In the United States, major carriers like AT&T and T-Mobile have stopped selling the Galaxy Note 7 and the majority are allowing users to exchange a Galaxy Note 7 for another phone of their choosing. Carriers such as Vodafone in Australia are urging customers to swap their Galaxy Note 7s for a Galaxy S7 Edge, and this isn't all that bad an idea, but whatever you swap your Galaxy Note 7 for, it might end up being the best decision you make concerning a smartphone. We're big fans of Samsung, and I personally own a Samsung Galaxy S7 Edge and have had zero issues with it since I bought it at launch. To be clear, Samsung is not a bad company, and one product does not make a bad company, but in this instance, it's obvious that Samsung has not done enough.

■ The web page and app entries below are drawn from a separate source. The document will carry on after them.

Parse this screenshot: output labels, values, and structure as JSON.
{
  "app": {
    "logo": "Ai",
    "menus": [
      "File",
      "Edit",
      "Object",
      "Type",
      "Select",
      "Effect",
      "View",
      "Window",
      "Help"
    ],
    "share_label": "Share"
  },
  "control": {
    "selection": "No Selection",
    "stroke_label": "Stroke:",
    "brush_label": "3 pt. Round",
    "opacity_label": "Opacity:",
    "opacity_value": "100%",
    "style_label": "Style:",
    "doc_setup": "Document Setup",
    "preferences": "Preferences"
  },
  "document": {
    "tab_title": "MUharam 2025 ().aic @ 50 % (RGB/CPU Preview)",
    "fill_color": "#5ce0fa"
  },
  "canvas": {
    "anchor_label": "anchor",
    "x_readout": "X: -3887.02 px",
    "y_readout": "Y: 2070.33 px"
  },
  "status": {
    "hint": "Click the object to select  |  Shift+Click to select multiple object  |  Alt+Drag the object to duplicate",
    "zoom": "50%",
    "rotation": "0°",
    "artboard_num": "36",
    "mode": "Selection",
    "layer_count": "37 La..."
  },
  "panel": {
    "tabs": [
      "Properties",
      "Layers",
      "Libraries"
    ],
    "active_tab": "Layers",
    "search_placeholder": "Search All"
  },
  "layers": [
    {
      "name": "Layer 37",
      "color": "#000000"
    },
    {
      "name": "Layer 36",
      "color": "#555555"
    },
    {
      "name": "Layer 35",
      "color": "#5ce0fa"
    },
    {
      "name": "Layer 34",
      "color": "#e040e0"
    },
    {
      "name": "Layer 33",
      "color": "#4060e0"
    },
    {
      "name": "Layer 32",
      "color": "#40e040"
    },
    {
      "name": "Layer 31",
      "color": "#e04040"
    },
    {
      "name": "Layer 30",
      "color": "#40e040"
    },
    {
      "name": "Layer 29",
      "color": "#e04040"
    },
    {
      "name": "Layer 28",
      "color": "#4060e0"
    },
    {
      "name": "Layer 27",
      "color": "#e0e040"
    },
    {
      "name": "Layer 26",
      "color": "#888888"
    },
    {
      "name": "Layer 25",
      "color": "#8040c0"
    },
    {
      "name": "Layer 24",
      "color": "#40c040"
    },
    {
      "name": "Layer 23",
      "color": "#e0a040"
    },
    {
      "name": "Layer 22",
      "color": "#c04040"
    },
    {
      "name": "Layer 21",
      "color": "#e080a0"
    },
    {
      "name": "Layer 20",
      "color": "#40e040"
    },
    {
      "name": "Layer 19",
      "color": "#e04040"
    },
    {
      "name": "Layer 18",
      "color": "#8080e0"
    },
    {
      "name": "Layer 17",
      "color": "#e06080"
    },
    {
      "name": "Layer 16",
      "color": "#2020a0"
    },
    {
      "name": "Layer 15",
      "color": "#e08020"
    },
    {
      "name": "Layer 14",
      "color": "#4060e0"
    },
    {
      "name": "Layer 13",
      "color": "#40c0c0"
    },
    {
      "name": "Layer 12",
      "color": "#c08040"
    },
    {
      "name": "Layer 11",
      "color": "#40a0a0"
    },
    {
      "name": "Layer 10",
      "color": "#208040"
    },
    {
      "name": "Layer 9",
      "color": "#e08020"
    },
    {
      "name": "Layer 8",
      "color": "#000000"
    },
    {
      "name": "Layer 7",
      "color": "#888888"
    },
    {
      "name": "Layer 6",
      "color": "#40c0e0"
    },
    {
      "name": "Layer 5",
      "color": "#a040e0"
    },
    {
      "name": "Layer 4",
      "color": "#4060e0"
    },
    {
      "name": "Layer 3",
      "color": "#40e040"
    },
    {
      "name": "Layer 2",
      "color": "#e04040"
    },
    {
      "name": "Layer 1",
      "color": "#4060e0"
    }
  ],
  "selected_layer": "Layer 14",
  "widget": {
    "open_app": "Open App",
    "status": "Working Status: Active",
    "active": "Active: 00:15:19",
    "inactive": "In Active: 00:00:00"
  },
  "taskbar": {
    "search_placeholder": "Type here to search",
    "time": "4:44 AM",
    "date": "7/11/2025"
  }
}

For the safety of yourself and others, as well as your property, we're recommending that people return their Galaxy Note 7s and exchange it for some other device. Smartphones aren't meant to catch fire and explode, and now that "safe" Galaxy Note 7 models are doing the same, it's time to give up on the Galaxy Note 7. Depending on where you got your Galaxy Note 7 from, the websites below should point you in the right direction. It's worth noting that the below websites are for the major US networks as well as Samsung in the United States. Those that purchased the Galaxy Note 7 from another supplied should either go through them or directly to Samsung, and those elsewhere around the world should contact their service provider and/or their local network provider.